How does a family handle mental illness when it appears in their midst? The Libbys are just a regular family, running a motel in Maine, working part time at the blueberry cannery, and attending—but not taking too seriously—the evangelical church up the road. Ash, the oldest son, is the family star. A gifted musician, he plays in a country band, makes straight A's, and bests the local reigning cribbage champion. He's a great big brother to Wes, who narrates. But Ash changes. He drinks and experiments with drugs, falls in with a punk crowd, and starts playing ear-splitting music, all of which could be attributed to normal adolescence except that he also starts hearing voices and exhibiting bizarre behavior. Watching his idolized older brother fall apart is agony for Wes, who begins a private journal to his brother in an effort to sort out his feelings. This novel is the result, written in an authentic adolescent voice, including poor grammar, b&w cartoon illustrations, and a wry, occasionally immature, sense of humor. Fraustino (Grass & Sky, 1994) has written a believable portrait of a family in crisis. The characters are multi- dimensional, the setting vividly real. A valuable look at adolescent schizophrenia. (Fiction. 12+) Read full book review >
GRASS AND SKY by Lisa Rowe Fraustino
CHILDREN'S
Released: April 1, 1994

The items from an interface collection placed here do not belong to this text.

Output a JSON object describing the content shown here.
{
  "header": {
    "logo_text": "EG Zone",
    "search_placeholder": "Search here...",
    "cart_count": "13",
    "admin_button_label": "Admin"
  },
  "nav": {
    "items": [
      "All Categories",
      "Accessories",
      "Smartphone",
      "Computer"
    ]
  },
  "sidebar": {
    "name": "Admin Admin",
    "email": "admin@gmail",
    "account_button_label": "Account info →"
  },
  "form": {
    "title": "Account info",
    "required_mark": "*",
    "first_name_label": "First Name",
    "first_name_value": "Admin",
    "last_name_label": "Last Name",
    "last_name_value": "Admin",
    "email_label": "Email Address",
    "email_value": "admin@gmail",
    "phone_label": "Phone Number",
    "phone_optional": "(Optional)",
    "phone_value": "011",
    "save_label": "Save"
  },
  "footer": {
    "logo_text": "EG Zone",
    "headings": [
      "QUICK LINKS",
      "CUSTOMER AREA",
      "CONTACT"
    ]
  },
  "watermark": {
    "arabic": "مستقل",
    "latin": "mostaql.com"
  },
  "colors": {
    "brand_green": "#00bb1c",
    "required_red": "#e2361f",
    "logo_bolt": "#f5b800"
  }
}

In her first novel, Fraustino explores the long-term emotional fallout on a family living beyond alcoholism. It's a long, winding road that leads to Grampy's camp on Fish Lake in Maine, and 11- year-old Timmi—star pitcher for her little league team—would rather be back in Scranton. She's missing the big game to go with her parents and sister for two weeks in the wild; worse, she'll be spending the time with an old man who's never answered the letters she's been writing faithfully for years. During her first week with the die-hard old jigsaw puzzler, Timmi puts her own family puzzle together to discover Grampy's secret (alcoholism, now under control), the reason for his silence (her father returned his letters unopened), and why tidying things up is suddenly so urgent (Grampy is dying). ``An oyster makes a pearl by laying layer after layer of white to stop the itch of one little grain of sand. A secret gets covered up like that. But honesty grows like that, too- -layer after layer of truth to stop the itch of the secret.'' A nicely evoked regional novel. (Fiction. 9-12) Read full book review >